[Start of Attachment]
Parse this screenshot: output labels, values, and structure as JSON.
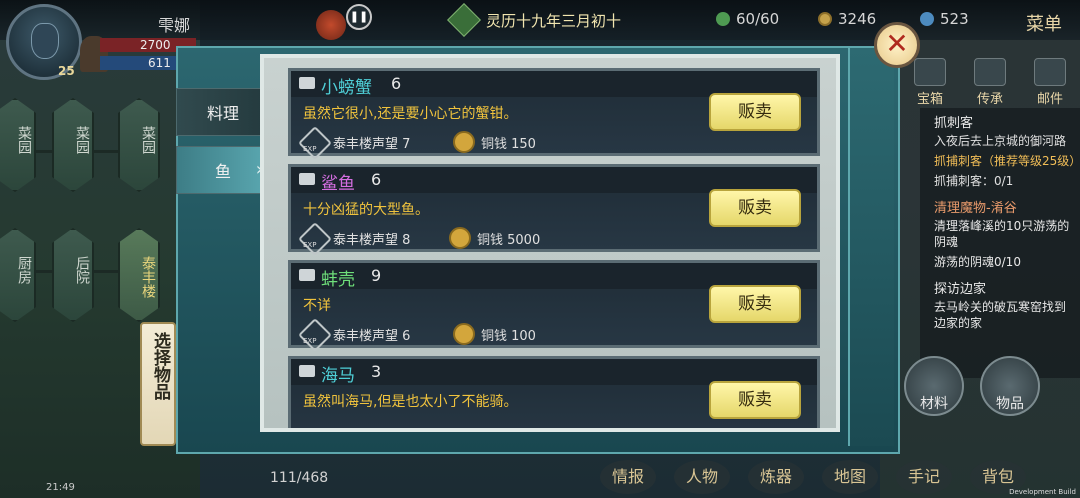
{
  "header": {
    "player_name": "雫娜",
    "level": "25",
    "hp": "2700",
    "mp": "611",
    "pause_icon": "pause-icon",
    "date": "灵历十九年三月初十",
    "resources": [
      {
        "icon": "stamina-icon",
        "value": "60/60"
      },
      {
        "icon": "coin-icon",
        "value": "3246"
      },
      {
        "icon": "spirit-icon",
        "value": "523"
      }
    ],
    "menu_label": "菜单"
  },
  "map": {
    "nodes": [
      "菜园",
      "菜园",
      "菜园",
      "厨房",
      "后院",
      "泰丰楼"
    ],
    "choose_label": "选择物品"
  },
  "modal": {
    "tabs": [
      {
        "label": "料理",
        "active": false
      },
      {
        "label": "鱼",
        "active": true
      }
    ],
    "items": [
      {
        "name": "小螃蟹",
        "qty": "6",
        "name_color": "#4fd0d8",
        "desc": "虽然它很小,还是要小心它的蟹钳。",
        "reputation": "泰丰楼声望 7",
        "price": "铜钱 150",
        "sell_label": "贩卖"
      },
      {
        "name": "鲨鱼",
        "qty": "6",
        "name_color": "#d46ee0",
        "desc": "十分凶猛的大型鱼。",
        "reputation": "泰丰楼声望 8",
        "price": "铜钱 5000",
        "sell_label": "贩卖"
      },
      {
        "name": "蚌壳",
        "qty": "9",
        "name_color": "#6fe07a",
        "desc": "不详",
        "reputation": "泰丰楼声望 6",
        "price": "铜钱 100",
        "sell_label": "贩卖"
      },
      {
        "name": "海马",
        "qty": "3",
        "name_color": "#4fd0d8",
        "desc": "虽然叫海马,但是也太小了不能骑。",
        "reputation": "",
        "price": "",
        "sell_label": "贩卖"
      }
    ],
    "exp_label": "EXP",
    "close_label": "✕"
  },
  "right": {
    "top_icons": [
      "宝箱",
      "传承",
      "邮件"
    ],
    "quests": [
      {
        "title": "抓刺客",
        "desc": "入夜后去上京城的御河路",
        "desc2": "抓捕刺客（推荐等级25级）",
        "progress": "抓捕刺客：0/1"
      },
      {
        "title": "清理魔物-淆谷",
        "desc": "清理落峰溪的10只游荡的阴魂",
        "progress": "游荡的阴魂0/10"
      },
      {
        "title": "探访边家",
        "desc": "去马岭关的破瓦寒窑找到边家的家"
      }
    ],
    "bag_buttons": [
      "材料",
      "物品"
    ]
  },
  "bottom": {
    "time": "21:49",
    "inventory_count": "111/468",
    "nav": [
      "情报",
      "人物",
      "炼器",
      "地图",
      "手记",
      "背包"
    ],
    "dev_build": "Development Build"
  }
}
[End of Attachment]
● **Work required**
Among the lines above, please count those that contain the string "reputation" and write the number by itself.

● **Exercise result**
4